“If anything sums up this government’s commitment to a green recovery and jobs of the future, it’s building a coal mine we can’t even use,” said Starmer.

UK Budget energy
In responding to the chancellor’s Budget, Labour Party leader Sir Keir Starmer acknowledged that the biggest challenge facing the country is the “climate emergency” (Credit: Flickr/UK Parliament)

Although the leader of the opposition did welcome the creation of a National Infrastructure Bank, he said that it “would have been better if the government hadn’t sold off the Green Investment Bank in the first place”.

“We also welcome the introduction of green savings bonds,” he added. “I have to say, what a good idea it is to introduce a new set of recovery bonds.

“The trouble is that the scale of what the chancellor announced today is nowhere near ambitious enough.”


Energy UK response to the Budget announcement

Energy UK’s chief executive Emma Pinchbeck welcomed the creation of the National Infrastrastructure Bank, as she believes the nation needs to “unleash billions of pounds of capital investment to drive decarbonisation”.

“In a globally competitive renewables industry, upgrading our port infrastructure to support expansion of offshore wind will help our regional hubs attract jobs and realise the benefits of the energy transition,” she added.

“However, meeting the most ambitious climate change targets of any major economy will require more ambition than was in today’s Budget.”

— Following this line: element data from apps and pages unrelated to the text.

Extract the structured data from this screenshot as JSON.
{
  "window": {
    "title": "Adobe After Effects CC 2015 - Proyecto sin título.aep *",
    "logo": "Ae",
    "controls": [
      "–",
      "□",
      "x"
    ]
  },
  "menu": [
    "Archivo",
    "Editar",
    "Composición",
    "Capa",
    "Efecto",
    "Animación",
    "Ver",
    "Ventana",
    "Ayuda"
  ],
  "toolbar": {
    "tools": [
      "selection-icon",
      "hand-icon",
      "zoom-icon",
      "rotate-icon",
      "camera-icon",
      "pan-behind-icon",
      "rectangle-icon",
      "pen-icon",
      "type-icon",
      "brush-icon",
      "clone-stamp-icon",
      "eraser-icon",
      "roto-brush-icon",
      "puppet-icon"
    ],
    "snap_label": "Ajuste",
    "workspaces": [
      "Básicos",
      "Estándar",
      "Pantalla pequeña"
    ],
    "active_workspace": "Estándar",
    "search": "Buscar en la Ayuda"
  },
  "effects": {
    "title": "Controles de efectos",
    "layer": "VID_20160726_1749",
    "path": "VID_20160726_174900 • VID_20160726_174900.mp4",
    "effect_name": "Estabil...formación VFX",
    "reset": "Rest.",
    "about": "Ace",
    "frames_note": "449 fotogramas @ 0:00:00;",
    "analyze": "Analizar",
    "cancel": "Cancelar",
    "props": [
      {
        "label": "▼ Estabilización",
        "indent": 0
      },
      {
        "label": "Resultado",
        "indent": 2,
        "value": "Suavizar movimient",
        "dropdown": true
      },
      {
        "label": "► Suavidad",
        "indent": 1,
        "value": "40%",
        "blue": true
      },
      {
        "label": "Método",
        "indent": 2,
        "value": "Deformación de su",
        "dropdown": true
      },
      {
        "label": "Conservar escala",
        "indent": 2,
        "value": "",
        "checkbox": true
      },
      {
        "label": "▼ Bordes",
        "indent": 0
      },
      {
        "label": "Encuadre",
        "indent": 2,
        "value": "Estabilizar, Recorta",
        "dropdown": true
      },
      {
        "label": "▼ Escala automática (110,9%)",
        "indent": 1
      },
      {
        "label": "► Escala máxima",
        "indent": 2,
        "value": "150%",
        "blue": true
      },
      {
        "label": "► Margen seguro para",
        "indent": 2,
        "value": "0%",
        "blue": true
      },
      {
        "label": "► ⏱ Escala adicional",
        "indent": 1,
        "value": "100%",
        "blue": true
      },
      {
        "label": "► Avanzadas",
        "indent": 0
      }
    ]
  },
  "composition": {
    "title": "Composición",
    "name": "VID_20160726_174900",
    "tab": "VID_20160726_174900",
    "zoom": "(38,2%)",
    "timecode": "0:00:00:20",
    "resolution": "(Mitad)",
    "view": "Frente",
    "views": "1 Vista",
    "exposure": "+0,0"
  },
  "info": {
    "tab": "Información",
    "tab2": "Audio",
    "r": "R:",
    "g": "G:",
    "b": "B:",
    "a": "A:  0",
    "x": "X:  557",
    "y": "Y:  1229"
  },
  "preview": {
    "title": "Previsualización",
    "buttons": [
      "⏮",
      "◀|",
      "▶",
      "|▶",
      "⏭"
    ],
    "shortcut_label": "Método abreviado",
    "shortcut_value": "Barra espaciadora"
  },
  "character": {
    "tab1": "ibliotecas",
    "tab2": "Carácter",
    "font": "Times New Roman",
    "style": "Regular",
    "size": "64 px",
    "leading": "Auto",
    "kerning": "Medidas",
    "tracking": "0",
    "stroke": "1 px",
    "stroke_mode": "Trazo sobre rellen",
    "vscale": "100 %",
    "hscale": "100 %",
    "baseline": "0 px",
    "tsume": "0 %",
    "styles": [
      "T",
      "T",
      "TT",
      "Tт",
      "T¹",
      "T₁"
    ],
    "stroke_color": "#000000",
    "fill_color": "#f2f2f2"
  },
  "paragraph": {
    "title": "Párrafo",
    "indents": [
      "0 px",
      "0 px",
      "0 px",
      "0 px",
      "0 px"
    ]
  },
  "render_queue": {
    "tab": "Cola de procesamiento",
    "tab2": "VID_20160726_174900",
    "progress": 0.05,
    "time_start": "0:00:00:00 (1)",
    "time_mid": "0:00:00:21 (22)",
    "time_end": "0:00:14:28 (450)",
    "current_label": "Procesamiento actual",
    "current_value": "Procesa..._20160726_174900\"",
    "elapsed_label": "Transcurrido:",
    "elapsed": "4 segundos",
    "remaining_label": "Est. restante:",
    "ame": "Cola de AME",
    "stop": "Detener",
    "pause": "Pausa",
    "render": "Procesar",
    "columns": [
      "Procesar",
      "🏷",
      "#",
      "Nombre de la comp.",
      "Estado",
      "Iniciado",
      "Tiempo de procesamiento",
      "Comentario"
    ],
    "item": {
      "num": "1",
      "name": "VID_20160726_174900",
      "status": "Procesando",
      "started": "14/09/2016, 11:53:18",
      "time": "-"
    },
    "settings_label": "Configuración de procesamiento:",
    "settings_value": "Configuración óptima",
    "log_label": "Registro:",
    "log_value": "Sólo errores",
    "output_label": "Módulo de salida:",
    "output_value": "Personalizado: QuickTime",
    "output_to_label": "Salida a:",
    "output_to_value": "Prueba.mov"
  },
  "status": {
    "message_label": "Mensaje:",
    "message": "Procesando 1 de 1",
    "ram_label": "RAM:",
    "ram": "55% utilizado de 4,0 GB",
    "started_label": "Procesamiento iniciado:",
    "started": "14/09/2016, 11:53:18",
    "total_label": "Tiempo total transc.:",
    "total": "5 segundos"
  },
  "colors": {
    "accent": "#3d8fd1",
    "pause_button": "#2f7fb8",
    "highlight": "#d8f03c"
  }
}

Pinchbeck believes the UK needs a “concerted, cross-government approach” to deliver on the Prime Minister’s 10-Point-Plan and the Energy White Paper – particularly on how to “make our buildings energy efficient and low carbon”.

She added: “The energy sector is ready to continue reducing emissions, supporting jobs all around the country, and driving economic growth – the question is how the government plans to turn their ambition, and our willingness to invest, into a plan of action.”